“If you know that a ton of bricks will rain down on you, then I think people will think twice about engaging in this type of conduct,” DeSantis said at a press conference in Tampa on Monday.

This could put an enormous, outsize amount of power in the hands of district attorneys across the country. DAs have already played a large role in the shape of protests thus far, largely in their decisions about whether or not to prosecute the thousands of protesters rounded up en masse for low-level misdemeanors. DAs in Oregon, New York, Florida, and other states have declined to prosecute these offenses. In other cases, conservative leaders and prosecutors have pushed for felony charges for common acts of protest. What DeSantis’s proposal would do is then put murder on that list, creating conditions where a neo-Nazi killer like James Fields has legal standing for claiming self-defense.

You can see where this goes, and already has gone.
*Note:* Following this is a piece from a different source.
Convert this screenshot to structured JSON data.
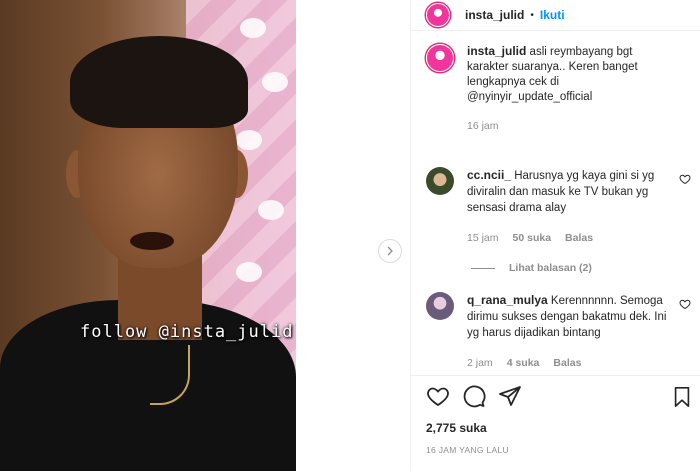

Kyle Rittenhouse, who shot three and killed two in Kenosha, Wisconsin in August, will surely lean on self-defense in his murder trial. With a good lawyer and a sympathetic DA, getting away with murder will be even easier. And the fact that these battles will often play out in state or local jurisdictions means we could see policies like DeSantis’ adopted as a form of fascist federalism, with red-state legislatures creating pockets where dissent becomes even more deadly than it already is.

It’s clear who these policies are meant to benefit, and what they will enable. It’s also clear who they will kill.

Photo via Flickr/ Barry Stock